You mention being aware, when writing the Mass, of how many settings of the same words already existed. The Shakespeare Songs also feature some commonly-set texts – did you find the existence of other settings a hindrance, an inspiration, or maybe neither?
It will be for listeners to decide if they enjoy and find something fresh in my settings. I do hope so.
I avoided reminding myself of other settings, although years ago I loved singing some of the Quilter ones. All my life I have loved Shakespeare’s words for their intrinsic music - and felt why add to it? Well partly, because Shakespeare wrote them as songs. All of these ones, by the way, are set outdoors, it seems. The bucolic idea is strong. But there is so much packed into these lines. ‘When icicles hang by the wall’, for example: every phrase suggests a different scene and a different mood. I greatly enjoyed trying to project that.
Many of my settings have been prompted by a particular person or occasion, as I have explained in the liner notes. The context gives a fresh impulse. I set ‘Fear No More’ for an angry young man who was toying with playing the guitar in a rock context. It could be done like that – and Shakespeare’s words include at times an inherent anger. Then, because my daughter’s wedding was imminent, and she and her fiancé requested a new setting of ‘Under the Greenwood Tree’ I was later drawn to two other songs about love –both of which make the point that life is brief (as it was, and is), so grasp the moment! My niece, also a singer, arranged a concert of my music in 2017, and the Five Shakespeare Songs were premiered as a group then. It is good to try something new : I had not written previously for double chorus, as in ‘It Was a Lover and his Lass’ and I knew a really good choir would enjoy the challenge, as did I.
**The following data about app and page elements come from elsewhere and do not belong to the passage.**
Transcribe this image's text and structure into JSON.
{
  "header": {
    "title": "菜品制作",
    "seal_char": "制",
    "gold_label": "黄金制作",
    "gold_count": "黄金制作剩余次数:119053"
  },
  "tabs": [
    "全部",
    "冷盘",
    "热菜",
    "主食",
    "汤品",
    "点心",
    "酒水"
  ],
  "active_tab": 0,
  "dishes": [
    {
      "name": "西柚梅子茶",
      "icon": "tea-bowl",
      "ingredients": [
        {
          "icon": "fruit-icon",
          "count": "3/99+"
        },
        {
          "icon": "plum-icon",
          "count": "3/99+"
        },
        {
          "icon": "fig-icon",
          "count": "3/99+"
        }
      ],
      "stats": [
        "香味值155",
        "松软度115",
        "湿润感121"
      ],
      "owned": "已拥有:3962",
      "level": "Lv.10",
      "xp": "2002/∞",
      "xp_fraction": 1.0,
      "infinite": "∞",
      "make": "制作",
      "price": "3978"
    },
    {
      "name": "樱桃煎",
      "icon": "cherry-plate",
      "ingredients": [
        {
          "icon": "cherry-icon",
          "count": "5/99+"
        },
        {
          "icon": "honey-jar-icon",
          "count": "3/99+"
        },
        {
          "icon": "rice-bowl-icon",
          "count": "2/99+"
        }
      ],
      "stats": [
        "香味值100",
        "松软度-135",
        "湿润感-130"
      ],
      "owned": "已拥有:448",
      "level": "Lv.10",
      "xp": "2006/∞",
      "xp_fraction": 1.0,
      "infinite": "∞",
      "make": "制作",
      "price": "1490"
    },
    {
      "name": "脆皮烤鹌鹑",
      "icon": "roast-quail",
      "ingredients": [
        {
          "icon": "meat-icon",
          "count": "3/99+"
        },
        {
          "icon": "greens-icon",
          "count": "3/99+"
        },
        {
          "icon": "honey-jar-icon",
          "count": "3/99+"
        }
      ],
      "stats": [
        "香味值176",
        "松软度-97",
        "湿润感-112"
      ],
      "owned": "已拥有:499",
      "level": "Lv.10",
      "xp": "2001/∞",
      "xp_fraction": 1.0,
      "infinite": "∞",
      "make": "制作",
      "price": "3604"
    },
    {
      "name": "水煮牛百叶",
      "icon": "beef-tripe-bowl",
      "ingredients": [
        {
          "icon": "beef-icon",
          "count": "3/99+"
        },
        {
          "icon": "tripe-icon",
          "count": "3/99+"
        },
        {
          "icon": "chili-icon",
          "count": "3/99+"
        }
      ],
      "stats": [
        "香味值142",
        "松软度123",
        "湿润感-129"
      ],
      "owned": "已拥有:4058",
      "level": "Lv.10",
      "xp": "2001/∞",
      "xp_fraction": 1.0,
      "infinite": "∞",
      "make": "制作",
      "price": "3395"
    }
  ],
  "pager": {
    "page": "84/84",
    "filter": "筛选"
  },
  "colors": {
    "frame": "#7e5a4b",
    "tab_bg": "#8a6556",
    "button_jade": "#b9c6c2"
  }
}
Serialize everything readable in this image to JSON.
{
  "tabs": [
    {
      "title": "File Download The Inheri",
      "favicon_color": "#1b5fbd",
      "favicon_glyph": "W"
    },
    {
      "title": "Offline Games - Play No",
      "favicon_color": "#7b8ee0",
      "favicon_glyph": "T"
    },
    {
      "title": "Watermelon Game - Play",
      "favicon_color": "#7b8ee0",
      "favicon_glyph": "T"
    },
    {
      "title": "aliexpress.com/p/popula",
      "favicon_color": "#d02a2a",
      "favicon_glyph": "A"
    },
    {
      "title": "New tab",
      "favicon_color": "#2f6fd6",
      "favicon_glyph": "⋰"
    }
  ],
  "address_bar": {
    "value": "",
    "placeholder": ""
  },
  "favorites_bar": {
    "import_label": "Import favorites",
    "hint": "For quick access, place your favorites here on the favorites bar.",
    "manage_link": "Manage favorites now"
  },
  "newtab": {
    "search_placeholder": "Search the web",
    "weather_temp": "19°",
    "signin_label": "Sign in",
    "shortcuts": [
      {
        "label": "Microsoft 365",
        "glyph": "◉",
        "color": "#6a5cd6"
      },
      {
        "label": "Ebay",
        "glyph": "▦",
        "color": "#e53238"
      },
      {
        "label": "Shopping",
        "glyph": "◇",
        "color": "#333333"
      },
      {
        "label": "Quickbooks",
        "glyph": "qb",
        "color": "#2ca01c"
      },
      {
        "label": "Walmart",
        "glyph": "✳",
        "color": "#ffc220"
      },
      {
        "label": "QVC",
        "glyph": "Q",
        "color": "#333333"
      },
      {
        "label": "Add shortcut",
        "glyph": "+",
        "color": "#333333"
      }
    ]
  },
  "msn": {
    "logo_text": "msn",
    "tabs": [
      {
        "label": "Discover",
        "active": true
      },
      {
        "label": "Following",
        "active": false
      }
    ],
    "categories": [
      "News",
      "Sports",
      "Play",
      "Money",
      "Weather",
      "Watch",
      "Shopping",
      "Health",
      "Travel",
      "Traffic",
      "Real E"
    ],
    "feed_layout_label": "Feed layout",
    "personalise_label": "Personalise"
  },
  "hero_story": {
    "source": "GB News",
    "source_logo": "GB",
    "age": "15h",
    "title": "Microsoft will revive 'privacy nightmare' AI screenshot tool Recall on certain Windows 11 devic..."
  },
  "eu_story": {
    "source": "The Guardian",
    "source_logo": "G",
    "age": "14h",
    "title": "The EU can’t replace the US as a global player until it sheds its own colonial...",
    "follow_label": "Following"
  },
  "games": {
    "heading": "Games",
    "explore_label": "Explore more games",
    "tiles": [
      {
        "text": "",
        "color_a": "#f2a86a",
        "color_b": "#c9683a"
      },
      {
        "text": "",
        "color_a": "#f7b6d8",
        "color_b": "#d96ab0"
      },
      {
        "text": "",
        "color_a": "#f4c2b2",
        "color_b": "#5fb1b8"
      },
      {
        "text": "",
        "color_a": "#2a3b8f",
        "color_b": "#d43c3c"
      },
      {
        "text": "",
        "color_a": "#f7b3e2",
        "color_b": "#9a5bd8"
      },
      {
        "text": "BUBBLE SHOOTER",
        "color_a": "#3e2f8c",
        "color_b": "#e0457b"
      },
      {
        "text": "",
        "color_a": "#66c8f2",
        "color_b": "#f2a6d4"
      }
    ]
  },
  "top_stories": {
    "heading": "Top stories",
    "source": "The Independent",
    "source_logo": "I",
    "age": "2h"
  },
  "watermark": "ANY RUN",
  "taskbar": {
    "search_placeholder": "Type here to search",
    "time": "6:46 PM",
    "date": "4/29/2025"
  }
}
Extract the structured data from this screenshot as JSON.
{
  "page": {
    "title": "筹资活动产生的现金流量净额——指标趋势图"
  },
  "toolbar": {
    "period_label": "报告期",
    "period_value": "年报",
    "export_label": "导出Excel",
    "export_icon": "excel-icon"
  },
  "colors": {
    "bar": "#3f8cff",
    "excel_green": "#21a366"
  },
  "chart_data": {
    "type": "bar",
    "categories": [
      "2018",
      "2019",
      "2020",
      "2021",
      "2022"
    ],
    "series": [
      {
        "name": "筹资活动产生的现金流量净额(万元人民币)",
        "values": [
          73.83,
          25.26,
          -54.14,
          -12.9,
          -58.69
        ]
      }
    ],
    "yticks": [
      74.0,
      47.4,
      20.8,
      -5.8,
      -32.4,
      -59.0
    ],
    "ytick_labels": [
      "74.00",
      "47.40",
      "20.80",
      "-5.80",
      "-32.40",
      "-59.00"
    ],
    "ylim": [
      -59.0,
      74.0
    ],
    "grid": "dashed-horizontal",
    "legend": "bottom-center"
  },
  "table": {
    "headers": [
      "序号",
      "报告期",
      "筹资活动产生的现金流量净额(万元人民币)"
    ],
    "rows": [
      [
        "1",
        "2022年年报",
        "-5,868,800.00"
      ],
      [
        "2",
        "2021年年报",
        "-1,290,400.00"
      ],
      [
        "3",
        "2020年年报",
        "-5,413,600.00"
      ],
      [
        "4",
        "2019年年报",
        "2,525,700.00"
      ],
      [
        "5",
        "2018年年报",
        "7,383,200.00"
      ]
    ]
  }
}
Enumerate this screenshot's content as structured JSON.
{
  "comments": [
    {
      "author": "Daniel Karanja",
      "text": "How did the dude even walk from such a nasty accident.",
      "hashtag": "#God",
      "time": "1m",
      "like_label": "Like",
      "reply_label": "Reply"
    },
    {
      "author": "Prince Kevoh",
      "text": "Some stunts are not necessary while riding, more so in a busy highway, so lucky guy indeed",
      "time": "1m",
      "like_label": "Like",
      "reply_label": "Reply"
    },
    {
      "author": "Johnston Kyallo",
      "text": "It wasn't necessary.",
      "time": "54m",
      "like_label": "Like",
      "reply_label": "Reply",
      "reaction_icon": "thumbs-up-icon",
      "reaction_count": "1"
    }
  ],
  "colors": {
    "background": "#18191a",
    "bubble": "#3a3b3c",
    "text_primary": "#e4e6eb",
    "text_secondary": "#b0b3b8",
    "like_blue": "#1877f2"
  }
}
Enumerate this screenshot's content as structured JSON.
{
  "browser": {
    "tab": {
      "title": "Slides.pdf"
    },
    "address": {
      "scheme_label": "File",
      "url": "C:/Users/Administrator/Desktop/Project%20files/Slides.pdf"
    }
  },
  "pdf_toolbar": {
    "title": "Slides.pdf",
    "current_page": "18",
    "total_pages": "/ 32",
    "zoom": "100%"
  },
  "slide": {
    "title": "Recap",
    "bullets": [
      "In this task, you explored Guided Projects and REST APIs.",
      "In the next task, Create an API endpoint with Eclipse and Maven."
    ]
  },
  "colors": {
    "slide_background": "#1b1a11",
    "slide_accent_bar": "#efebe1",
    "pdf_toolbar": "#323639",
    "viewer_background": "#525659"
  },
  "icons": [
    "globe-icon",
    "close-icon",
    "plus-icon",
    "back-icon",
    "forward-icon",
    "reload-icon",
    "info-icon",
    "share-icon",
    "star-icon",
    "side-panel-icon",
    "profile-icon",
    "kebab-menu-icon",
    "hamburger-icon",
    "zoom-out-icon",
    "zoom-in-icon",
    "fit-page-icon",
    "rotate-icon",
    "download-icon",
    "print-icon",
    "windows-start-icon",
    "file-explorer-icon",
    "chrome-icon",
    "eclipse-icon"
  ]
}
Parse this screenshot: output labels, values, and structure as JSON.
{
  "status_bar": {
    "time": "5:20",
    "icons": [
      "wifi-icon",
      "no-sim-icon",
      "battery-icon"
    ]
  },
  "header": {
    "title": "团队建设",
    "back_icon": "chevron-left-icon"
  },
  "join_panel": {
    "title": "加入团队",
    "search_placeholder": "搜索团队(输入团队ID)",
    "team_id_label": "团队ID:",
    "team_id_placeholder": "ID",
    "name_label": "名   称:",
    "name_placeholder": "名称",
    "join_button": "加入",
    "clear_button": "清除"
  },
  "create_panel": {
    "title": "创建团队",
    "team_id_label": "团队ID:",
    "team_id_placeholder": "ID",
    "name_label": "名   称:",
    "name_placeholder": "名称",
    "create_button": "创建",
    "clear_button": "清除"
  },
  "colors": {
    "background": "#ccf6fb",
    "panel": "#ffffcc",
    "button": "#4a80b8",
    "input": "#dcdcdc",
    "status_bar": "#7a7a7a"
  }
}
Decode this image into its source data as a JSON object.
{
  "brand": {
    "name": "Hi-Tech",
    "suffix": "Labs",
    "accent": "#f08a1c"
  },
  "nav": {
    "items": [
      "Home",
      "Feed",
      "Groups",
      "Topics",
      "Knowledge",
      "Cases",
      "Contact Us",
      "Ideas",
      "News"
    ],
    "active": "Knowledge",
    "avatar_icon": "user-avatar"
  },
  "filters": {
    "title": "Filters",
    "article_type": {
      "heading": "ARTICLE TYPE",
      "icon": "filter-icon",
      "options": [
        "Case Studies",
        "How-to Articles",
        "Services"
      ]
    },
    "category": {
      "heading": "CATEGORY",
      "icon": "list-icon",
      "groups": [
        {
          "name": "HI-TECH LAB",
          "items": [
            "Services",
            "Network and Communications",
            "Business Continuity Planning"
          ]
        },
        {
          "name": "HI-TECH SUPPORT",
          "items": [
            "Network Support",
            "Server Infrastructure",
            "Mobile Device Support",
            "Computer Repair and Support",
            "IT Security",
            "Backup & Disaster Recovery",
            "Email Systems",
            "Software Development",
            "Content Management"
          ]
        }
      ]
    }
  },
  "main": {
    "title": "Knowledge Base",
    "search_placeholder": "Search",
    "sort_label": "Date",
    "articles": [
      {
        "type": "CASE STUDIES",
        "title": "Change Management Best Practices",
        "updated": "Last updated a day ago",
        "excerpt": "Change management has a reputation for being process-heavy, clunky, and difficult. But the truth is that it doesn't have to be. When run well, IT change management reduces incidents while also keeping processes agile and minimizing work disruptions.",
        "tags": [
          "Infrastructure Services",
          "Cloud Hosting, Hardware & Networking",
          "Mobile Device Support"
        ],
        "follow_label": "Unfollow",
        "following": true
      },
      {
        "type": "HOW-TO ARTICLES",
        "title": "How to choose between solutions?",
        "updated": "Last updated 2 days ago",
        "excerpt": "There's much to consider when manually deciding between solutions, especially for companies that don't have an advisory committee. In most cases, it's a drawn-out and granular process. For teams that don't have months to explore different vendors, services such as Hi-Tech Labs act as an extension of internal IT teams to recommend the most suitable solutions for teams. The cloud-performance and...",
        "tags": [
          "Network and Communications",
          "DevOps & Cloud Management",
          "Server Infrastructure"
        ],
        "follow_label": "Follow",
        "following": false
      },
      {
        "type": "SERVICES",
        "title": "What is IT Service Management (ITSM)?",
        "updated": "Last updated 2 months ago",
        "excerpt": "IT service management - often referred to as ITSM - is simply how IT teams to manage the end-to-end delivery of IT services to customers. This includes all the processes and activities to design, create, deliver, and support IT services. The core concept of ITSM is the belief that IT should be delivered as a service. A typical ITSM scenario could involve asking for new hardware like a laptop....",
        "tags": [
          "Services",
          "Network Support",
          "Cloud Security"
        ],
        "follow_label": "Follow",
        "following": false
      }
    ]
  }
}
Can you tell us a little about how this album came into being? And do you think there’s potential for a second volume in the future?
My children grew up with a mother pursuing a concert pianist’s career, but earlier, I had worked in the musical theatre and had had various commissions, and I continued writing from time to time. My son had sung as a boy soprano with the Finchley Children’s Music Group, and has always had a broad approach to music . He was the first to sing my setting of ‘Lead Kindly Light’, later published as a choral work.
Some years ago, having heard again some of the repertoire at Schott Music (they have worked with Bardic Edition to publish and distribute certain works), he urged me to get my music out more widely. To feel the strong support from younger relations is extremely encouraging (although my late husband and many older friends felt the same). So that impetus, plus, I think, a much more broad-minded approach from the classical music community to musical styles, these factors pushed me towards a massive project in which interest from professional colleagues was also a key. Siva Oke of SOMM recordings (who has already recorded my West End musical Ride!Ride!) felt that the timing for this project was right. James Gilchrist, singing through some of the repertoire, suggested Ex Cathedra, and their conductor, Jeffrey Skidmore, again hearing the repertoire, decided he would like to do it. I am fortunate to have in James, Carolyn Sampson and Will Dazeley outstanding soloists who believe in the music.
I do not take for granted how important is the support of both friends and musical colleagues with very high standards. I share their approach – but, as the saying goes, there is no accounting for taste. Reception is not in our hands. I believe in every work that we have included on this disc, and yes – there is a lot more repertoire, in a variety of styles – styles which have not been self-consciously adopted, but each of which, I hope, matches the subject in hand. We all continue to learn, and I am certainly no exception. There are many more ideas in my head! I am grateful to have worked with musicians of tremendous quality, and to have studied with musicians whose approach has been both demanding and also, wide-ranging.
That is what appeals to me.